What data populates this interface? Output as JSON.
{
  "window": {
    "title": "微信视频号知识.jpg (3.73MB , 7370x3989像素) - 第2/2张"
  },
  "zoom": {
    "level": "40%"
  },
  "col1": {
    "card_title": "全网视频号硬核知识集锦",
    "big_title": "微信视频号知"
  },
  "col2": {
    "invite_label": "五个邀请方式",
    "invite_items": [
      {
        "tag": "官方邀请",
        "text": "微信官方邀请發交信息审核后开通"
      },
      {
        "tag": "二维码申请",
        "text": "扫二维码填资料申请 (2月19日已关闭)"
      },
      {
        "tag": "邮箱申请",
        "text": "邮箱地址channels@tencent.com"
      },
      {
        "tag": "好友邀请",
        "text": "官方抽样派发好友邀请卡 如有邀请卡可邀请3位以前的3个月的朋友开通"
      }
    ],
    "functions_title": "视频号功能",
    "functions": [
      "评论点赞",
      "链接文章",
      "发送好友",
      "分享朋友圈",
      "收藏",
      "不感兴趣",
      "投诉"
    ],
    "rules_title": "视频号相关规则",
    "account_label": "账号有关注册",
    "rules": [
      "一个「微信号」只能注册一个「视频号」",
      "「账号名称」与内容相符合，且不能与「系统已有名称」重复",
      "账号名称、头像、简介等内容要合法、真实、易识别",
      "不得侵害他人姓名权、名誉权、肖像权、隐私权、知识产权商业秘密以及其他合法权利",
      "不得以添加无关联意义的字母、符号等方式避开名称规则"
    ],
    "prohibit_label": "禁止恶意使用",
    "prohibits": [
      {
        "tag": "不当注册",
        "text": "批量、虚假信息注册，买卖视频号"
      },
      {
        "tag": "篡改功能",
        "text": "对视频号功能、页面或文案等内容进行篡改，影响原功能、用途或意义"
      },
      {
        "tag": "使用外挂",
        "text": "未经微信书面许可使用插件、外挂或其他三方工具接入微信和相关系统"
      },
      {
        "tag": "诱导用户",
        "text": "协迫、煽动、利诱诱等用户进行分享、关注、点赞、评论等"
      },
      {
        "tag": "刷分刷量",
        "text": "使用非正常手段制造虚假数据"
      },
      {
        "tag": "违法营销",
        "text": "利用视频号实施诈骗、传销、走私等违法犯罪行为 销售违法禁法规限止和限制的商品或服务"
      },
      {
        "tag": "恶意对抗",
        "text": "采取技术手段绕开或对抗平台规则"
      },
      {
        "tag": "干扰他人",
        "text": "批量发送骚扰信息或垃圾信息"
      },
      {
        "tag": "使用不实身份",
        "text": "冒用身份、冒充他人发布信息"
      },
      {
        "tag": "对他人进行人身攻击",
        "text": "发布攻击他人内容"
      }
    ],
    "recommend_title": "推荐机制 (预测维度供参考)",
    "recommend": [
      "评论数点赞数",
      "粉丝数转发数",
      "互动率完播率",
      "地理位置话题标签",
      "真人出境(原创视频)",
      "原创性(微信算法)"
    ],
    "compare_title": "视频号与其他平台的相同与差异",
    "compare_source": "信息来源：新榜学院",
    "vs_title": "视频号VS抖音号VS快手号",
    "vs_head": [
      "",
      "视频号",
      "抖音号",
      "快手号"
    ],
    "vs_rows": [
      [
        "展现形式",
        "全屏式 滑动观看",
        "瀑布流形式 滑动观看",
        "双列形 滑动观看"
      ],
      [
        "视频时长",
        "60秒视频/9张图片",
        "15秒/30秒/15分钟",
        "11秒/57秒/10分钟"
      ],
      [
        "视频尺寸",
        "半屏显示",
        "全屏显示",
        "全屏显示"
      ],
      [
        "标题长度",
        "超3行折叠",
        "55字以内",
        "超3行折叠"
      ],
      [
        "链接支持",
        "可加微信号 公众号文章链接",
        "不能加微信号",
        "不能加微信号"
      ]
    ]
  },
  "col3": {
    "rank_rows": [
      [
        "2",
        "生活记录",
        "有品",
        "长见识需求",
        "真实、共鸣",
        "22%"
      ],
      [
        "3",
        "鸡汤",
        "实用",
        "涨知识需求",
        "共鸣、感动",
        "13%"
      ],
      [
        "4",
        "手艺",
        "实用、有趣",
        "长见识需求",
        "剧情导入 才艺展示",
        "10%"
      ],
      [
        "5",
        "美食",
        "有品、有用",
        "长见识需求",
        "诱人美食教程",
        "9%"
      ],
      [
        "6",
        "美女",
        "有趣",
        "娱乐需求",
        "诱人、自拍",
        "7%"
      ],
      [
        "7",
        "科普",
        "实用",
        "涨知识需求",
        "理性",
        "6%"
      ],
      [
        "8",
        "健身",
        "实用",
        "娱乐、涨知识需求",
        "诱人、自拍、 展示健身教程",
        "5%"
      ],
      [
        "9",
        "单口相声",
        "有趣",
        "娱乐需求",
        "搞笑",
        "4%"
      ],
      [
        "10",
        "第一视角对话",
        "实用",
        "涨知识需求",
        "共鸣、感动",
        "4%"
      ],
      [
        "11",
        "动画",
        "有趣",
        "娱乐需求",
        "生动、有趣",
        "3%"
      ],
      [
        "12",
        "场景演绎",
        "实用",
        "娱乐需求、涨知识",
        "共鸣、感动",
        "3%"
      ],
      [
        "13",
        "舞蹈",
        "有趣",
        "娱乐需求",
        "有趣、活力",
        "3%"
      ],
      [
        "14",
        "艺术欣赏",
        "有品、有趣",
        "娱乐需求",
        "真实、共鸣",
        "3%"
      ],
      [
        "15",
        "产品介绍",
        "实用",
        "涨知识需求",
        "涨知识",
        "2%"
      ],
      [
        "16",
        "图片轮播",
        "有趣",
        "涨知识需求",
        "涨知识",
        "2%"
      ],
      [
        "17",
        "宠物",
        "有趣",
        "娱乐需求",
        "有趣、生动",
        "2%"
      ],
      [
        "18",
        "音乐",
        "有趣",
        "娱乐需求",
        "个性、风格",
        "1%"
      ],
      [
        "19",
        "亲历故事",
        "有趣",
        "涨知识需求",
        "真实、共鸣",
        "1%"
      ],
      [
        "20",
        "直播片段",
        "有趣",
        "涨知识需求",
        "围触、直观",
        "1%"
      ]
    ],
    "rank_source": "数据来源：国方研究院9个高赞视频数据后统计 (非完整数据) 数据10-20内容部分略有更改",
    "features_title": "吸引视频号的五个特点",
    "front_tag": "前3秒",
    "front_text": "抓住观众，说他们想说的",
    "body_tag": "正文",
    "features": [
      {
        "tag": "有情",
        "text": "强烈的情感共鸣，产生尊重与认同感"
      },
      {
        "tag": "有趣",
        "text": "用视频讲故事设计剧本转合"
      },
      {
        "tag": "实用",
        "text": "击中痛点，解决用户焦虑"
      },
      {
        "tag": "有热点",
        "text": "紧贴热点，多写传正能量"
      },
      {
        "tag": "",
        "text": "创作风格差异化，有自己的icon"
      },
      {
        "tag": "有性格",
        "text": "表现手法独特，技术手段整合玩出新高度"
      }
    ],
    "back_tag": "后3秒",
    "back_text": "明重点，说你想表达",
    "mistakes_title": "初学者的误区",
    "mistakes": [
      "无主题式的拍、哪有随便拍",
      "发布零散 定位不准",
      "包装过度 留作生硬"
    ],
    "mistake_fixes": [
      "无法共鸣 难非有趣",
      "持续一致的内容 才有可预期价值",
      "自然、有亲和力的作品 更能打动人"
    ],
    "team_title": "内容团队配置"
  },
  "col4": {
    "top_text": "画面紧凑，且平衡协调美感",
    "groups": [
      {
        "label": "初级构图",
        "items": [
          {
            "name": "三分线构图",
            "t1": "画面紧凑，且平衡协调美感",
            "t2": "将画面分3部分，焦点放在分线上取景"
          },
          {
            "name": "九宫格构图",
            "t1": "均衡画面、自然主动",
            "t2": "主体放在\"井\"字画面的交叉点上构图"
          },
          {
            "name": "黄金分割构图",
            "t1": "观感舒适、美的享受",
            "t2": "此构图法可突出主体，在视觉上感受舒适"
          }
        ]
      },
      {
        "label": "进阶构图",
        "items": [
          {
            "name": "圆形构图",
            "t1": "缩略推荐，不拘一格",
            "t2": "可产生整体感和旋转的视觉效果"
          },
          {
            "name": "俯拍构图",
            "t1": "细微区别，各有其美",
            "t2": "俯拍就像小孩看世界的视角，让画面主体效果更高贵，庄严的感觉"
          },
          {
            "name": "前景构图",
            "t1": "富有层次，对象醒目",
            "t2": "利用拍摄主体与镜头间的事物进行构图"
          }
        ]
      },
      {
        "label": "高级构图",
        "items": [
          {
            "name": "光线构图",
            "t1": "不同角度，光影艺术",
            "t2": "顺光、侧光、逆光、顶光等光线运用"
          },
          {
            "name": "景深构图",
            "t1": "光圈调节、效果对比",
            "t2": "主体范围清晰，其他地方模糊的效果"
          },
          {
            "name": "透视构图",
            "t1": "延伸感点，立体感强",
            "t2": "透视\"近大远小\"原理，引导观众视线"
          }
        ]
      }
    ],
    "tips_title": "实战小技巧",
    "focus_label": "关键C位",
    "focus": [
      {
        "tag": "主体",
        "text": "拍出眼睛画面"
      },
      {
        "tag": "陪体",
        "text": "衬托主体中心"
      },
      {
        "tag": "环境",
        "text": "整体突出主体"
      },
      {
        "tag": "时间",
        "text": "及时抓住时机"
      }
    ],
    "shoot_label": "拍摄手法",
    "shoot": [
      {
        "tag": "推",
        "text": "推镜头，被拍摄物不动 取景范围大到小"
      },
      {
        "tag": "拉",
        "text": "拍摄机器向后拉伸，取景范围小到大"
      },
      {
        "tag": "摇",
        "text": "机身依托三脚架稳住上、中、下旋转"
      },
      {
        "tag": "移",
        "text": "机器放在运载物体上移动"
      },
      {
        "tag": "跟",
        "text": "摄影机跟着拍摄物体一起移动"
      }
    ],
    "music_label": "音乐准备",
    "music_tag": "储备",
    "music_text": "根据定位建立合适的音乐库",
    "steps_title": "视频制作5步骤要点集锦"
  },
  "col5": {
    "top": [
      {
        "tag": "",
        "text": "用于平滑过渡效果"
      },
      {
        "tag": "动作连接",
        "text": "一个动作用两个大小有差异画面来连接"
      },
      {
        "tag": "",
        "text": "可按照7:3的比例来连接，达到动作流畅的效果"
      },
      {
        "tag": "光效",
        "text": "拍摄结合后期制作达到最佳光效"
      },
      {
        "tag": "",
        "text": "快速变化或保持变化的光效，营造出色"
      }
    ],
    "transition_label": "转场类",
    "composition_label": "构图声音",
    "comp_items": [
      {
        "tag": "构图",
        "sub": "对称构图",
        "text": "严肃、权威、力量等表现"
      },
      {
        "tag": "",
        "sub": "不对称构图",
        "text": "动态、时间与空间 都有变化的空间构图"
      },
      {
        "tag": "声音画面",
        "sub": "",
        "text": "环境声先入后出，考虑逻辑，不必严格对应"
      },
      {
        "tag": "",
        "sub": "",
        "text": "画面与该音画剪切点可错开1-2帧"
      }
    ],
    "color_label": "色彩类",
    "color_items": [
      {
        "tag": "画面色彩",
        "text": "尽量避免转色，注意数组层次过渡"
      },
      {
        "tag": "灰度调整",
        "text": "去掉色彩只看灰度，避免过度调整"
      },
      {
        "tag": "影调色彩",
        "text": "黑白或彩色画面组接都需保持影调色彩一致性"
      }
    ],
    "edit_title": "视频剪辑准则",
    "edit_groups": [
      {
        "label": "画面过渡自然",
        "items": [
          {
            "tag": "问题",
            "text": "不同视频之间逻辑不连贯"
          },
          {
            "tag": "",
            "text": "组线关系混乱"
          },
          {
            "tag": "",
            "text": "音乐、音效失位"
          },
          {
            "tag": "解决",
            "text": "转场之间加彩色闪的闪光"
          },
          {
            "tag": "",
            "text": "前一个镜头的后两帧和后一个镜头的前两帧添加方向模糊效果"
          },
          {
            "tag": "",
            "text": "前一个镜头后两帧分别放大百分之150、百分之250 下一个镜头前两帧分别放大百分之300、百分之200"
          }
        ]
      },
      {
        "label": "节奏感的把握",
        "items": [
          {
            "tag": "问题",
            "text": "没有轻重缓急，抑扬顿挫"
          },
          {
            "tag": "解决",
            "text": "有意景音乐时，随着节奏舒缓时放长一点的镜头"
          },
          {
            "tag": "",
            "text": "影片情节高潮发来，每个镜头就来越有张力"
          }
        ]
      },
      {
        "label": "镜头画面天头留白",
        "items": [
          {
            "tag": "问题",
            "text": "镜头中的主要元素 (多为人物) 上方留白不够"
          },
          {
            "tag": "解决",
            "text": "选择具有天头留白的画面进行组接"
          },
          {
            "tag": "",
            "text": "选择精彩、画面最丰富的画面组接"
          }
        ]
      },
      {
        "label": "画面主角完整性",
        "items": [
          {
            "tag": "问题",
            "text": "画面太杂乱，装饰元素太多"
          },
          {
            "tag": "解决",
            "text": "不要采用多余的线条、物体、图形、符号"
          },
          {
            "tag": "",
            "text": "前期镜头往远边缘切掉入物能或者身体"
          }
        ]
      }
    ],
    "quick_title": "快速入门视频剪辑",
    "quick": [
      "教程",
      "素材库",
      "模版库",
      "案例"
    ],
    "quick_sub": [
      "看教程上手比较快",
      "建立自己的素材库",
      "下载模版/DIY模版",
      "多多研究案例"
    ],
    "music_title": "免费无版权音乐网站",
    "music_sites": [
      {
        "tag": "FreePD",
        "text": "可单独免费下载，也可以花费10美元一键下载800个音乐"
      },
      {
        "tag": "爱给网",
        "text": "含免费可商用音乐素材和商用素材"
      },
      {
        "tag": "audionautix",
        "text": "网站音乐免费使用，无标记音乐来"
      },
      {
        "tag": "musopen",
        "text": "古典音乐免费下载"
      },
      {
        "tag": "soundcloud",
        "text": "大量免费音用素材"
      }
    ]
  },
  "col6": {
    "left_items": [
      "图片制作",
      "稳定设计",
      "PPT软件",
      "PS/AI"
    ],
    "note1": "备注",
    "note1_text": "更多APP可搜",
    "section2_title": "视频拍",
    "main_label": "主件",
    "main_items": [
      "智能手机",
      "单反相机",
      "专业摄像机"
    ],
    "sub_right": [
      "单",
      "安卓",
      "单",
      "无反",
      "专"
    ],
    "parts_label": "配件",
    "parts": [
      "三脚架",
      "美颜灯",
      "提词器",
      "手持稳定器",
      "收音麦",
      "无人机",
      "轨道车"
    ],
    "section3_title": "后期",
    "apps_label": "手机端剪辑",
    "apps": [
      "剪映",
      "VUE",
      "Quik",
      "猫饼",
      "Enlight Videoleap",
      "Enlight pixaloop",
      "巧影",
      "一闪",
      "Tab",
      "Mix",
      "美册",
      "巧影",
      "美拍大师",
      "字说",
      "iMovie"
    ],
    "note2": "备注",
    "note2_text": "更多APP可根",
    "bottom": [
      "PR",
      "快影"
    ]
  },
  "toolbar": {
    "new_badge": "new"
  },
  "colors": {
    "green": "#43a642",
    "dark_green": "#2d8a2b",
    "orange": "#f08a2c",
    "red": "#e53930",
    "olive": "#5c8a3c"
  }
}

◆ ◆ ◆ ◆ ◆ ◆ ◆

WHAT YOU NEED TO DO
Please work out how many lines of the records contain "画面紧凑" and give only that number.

EXERCISE ANSWER
2